◆ TASK GOAL ◆
Given the entries below, copy each of them out exactly.

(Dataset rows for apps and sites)
· · · ·

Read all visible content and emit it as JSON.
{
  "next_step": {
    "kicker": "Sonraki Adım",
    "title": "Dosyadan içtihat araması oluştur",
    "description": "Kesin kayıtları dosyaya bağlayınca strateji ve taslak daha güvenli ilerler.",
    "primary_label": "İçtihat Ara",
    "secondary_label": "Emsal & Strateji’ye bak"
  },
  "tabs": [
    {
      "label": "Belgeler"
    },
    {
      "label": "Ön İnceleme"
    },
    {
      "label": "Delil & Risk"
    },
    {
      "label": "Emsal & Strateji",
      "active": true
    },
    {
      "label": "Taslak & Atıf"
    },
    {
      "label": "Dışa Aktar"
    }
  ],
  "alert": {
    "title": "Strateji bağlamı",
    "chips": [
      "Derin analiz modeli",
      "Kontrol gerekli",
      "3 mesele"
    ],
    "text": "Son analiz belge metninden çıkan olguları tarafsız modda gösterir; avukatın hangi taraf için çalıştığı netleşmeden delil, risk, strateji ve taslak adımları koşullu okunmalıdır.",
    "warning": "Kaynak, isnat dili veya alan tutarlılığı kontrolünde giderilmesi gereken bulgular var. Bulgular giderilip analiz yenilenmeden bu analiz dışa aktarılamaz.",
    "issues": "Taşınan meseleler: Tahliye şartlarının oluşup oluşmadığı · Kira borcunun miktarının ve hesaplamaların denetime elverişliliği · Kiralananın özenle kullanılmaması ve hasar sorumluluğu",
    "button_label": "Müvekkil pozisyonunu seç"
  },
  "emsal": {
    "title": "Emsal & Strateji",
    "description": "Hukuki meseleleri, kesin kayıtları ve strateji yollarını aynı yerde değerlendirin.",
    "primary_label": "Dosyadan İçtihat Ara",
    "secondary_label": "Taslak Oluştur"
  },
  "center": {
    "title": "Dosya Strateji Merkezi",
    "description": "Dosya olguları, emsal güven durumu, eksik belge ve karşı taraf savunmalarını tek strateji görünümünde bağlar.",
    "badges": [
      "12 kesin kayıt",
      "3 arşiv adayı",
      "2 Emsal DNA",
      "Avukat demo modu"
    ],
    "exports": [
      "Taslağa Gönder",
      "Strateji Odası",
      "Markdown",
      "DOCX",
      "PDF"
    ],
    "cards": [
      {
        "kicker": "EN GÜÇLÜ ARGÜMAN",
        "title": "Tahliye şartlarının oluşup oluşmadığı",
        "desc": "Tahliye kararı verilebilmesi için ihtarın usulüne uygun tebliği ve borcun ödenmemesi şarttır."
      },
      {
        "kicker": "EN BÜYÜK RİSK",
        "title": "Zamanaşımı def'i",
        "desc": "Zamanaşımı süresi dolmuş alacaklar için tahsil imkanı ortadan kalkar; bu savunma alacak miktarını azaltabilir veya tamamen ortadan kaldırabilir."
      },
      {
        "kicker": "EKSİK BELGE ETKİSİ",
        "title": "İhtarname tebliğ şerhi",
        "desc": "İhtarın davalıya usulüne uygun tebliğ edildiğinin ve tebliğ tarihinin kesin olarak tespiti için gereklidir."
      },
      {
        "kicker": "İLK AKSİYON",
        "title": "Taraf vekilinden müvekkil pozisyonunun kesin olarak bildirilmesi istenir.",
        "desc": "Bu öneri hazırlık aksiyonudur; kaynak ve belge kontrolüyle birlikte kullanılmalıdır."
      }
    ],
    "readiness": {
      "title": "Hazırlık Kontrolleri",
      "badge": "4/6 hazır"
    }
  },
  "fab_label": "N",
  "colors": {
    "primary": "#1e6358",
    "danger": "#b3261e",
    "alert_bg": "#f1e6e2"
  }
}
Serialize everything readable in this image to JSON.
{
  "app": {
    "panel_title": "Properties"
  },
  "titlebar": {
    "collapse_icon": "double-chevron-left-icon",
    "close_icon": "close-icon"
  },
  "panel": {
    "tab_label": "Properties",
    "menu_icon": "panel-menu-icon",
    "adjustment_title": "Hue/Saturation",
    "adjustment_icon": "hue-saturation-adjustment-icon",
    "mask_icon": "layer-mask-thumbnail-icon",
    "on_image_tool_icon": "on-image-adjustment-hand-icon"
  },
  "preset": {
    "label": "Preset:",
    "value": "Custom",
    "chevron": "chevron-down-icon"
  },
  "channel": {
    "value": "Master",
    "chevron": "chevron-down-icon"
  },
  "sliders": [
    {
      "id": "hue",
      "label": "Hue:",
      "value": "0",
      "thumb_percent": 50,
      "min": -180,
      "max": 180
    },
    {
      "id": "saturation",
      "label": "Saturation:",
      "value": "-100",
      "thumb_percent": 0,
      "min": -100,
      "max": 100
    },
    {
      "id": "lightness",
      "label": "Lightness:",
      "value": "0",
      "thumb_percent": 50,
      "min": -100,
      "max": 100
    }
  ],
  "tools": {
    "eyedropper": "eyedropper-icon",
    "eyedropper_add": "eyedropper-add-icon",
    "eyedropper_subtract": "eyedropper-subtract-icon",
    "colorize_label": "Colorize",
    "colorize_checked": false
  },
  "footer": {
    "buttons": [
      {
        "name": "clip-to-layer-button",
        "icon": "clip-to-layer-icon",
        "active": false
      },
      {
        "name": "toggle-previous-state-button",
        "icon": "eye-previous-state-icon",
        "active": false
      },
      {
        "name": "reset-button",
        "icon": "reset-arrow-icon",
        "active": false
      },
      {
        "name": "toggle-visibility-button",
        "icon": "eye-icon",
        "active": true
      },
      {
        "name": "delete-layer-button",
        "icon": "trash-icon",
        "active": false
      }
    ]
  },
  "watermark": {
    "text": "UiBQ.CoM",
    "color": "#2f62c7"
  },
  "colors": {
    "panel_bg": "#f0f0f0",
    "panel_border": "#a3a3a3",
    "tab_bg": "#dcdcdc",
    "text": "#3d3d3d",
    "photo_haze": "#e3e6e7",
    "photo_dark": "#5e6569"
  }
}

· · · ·

◆ ANSWER TO THE EXERCISE ◆
Read all visible content and emit it as JSON.
{
  "next_step": {
    "kicker": "Sonraki Adım",
    "title": "Dosyadan içtihat araması oluştur",
    "description": "Kesin kayıtları dosyaya bağlayınca strateji ve taslak daha güvenli ilerler.",
    "primary_label": "İçtihat Ara",
    "secondary_label": "Emsal & Strateji’ye bak"
  },
  "tabs": [
    {
      "label": "Belgeler"
    },
    {
      "label": "Ön İnceleme"
    },
    {
      "label": "Delil & Risk"
    },
    {
      "label": "Emsal & Strateji",
      "active": true
    },
    {
      "label": "Taslak & Atıf"
    },
    {
      "label": "Dışa Aktar"
    }
  ],
  "alert": {
    "title": "Strateji bağlamı",
    "chips": [
      "Derin analiz modeli",
      "Kontrol gerekli",
      "3 mesele"
    ],
    "text": "Son analiz belge metninden çıkan olguları tarafsız modda gösterir; avukatın hangi taraf için çalıştığı netleşmeden delil, risk, strateji ve taslak adımları koşullu okunmalıdır.",
    "warning": "Kaynak, isnat dili veya alan tutarlılığı kontrolünde giderilmesi gereken bulgular var. Bulgular giderilip analiz yenilenmeden bu analiz dışa aktarılamaz.",
    "issues": "Taşınan meseleler: Tahliye şartlarının oluşup oluşmadığı · Kira borcunun miktarının ve hesaplamaların denetime elverişliliği · Kiralananın özenle kullanılmaması ve hasar sorumluluğu",
    "button_label": "Müvekkil pozisyonunu seç"
  },
  "emsal": {
    "title": "Emsal & Strateji",
    "description": "Hukuki meseleleri, kesin kayıtları ve strateji yollarını aynı yerde değerlendirin.",
    "primary_label": "Dosyadan İçtihat Ara",
    "secondary_label": "Taslak Oluştur"
  },
  "center": {
    "title": "Dosya Strateji Merkezi",
    "description": "Dosya olguları, emsal güven durumu, eksik belge ve karşı taraf savunmalarını tek strateji görünümünde bağlar.",
    "badges": [
      "12 kesin kayıt",
      "3 arşiv adayı",
      "2 Emsal DNA",
      "Avukat demo modu"
    ],
    "exports": [
      "Taslağa Gönder",
      "Strateji Odası",
      "Markdown",
      "DOCX",
      "PDF"
    ],
    "cards": [
      {
        "kicker": "EN GÜÇLÜ ARGÜMAN",
        "title": "Tahliye şartlarının oluşup oluşmadığı",
        "desc": "Tahliye kararı verilebilmesi için ihtarın usulüne uygun tebliği ve borcun ödenmemesi şarttır."
      },
      {
        "kicker": "EN BÜYÜK RİSK",
        "title": "Zamanaşımı def'i",
        "desc": "Zamanaşımı süresi dolmuş alacaklar için tahsil imkanı ortadan kalkar; bu savunma alacak miktarını azaltabilir veya tamamen ortadan kaldırabilir."
      },
      {
        "kicker": "EKSİK BELGE ETKİSİ",
        "title": "İhtarname tebliğ şerhi",
        "desc": "İhtarın davalıya usulüne uygun tebliğ edildiğinin ve tebliğ tarihinin kesin olarak tespiti için gereklidir."
      },
      {
        "kicker": "İLK AKSİYON",
        "title": "Taraf vekilinden müvekkil pozisyonunun kesin olarak bildirilmesi istenir.",
        "desc": "Bu öneri hazırlık aksiyonudur; kaynak ve belge kontrolüyle birlikte kullanılmalıdır."
      }
    ],
    "readiness": {
      "title": "Hazırlık Kontrolleri",
      "badge": "4/6 hazır"
    }
  },
  "fab_label": "N",
  "colors": {
    "primary": "#1e6358",
    "danger": "#b3261e",
    "alert_bg": "#f1e6e2"
  }
}
Serialize everything readable in this image to JSON.
{
  "app": {
    "panel_title": "Properties"
  },
  "titlebar": {
    "collapse_icon": "double-chevron-left-icon",
    "close_icon": "close-icon"
  },
  "panel": {
    "tab_label": "Properties",
    "menu_icon": "panel-menu-icon",
    "adjustment_title": "Hue/Saturation",
    "adjustment_icon": "hue-saturation-adjustment-icon",
    "mask_icon": "layer-mask-thumbnail-icon",
    "on_image_tool_icon": "on-image-adjustment-hand-icon"
  },
  "preset": {
    "label": "Preset:",
    "value": "Custom",
    "chevron": "chevron-down-icon"
  },
  "channel": {
    "value": "Master",
    "chevron": "chevron-down-icon"
  },
  "sliders": [
    {
      "id": "hue",
      "label": "Hue:",
      "value": "0",
      "thumb_percent": 50,
      "min": -180,
      "max": 180
    },
    {
      "id": "saturation",
      "label": "Saturation:",
      "value": "-100",
      "thumb_percent": 0,
      "min": -100,
      "max": 100
    },
    {
      "id": "lightness",
      "label": "Lightness:",
      "value": "0",
      "thumb_percent": 50,
      "min": -100,
      "max": 100
    }
  ],
  "tools": {
    "eyedropper": "eyedropper-icon",
    "eyedropper_add": "eyedropper-add-icon",
    "eyedropper_subtract": "eyedropper-subtract-icon",
    "colorize_label": "Colorize",
    "colorize_checked": false
  },
  "footer": {
    "buttons": [
      {
        "name": "clip-to-layer-button",
        "icon": "clip-to-layer-icon",
        "active": false
      },
      {
        "name": "toggle-previous-state-button",
        "icon": "eye-previous-state-icon",
        "active": false
      },
      {
        "name": "reset-button",
        "icon": "reset-arrow-icon",
        "active": false
      },
      {
        "name": "toggle-visibility-button",
        "icon": "eye-icon",
        "active": true
      },
      {
        "name": "delete-layer-button",
        "icon": "trash-icon",
        "active": false
      }
    ]
  },
  "watermark": {
    "text": "UiBQ.CoM",
    "color": "#2f62c7"
  },
  "colors": {
    "panel_bg": "#f0f0f0",
    "panel_border": "#a3a3a3",
    "tab_bg": "#dcdcdc",
    "text": "#3d3d3d",
    "photo_haze": "#e3e6e7",
    "photo_dark": "#5e6569"
  }
}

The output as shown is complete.